Nighttime storms pose unique challenges for emergency managers

DES MOINES, Iowa — Ahead of Tuesday’s storm, Polk County Emergency Management is preparing as the region continues to recover from the March tornado. The county said it is still helping residents of Runnells and Pleasant Hill. However, this time around, county staff say they are better prepared for volunteers who want to help once the storm has passed.

“We were able to set up a hotline [to] know what [community]the needs were,” Polk County Deputy Emergency Management Director Dutch Geisinger said. “I think that will be a best practice moving forward.”

The county encourages all Iowans to create a safety kit that includes a flashlight, water and food that can last up to 24 to 48 hours. Then, stay indoors in bad weather. Also prepare an accommodation plan for you and your family. Finally, the county said everyone should follow the updated forecast.
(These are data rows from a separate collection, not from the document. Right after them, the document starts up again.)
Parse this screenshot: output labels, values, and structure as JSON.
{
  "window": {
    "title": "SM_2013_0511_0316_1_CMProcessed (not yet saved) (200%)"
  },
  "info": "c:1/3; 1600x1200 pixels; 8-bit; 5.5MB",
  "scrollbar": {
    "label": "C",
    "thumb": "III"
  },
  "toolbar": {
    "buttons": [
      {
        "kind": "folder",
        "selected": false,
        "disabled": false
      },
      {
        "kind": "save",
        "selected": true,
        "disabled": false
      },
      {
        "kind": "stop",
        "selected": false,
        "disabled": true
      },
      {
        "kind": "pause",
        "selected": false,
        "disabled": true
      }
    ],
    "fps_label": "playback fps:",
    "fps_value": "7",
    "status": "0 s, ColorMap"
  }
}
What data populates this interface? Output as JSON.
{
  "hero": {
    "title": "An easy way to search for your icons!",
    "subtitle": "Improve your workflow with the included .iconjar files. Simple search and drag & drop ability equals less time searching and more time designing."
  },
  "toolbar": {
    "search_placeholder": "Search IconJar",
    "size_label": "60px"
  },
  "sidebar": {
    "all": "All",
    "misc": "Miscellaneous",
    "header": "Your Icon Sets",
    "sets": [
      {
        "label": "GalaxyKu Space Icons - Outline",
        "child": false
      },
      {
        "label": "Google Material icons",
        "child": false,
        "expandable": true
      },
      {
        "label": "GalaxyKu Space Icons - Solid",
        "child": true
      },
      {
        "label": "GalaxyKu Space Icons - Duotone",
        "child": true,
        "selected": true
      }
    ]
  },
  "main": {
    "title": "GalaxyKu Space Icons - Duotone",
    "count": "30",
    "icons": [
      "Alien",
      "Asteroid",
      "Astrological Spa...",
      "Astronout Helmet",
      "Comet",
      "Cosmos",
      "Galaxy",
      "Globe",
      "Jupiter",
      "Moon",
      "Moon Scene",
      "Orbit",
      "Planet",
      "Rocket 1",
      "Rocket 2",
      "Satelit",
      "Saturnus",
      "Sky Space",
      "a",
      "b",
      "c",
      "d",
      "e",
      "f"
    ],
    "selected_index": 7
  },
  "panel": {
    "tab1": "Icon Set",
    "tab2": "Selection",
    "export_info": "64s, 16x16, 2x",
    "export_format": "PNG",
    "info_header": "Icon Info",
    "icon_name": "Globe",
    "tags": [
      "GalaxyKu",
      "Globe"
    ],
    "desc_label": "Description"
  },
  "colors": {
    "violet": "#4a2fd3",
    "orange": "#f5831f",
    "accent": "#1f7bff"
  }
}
“A lot of people depend on outdoor warning sirens, and that’s fine if you’re outdoors, but [it’s] not designed to be heard indoors and therefore have those other extra layers like an app on your phone,” said Polk County Emergency Management Director AJ Mumms.

If you hear warning sirens, the county is asking Polk County residents to refrain from calling 9-1-1, which is a phone number for life-threatening emergencies.

Additionally, the county also said that if you experience a power outage, avoid calling 9-1-1 instead of contacting your utility provider.

To receive the latest Polk County storm updates, click here.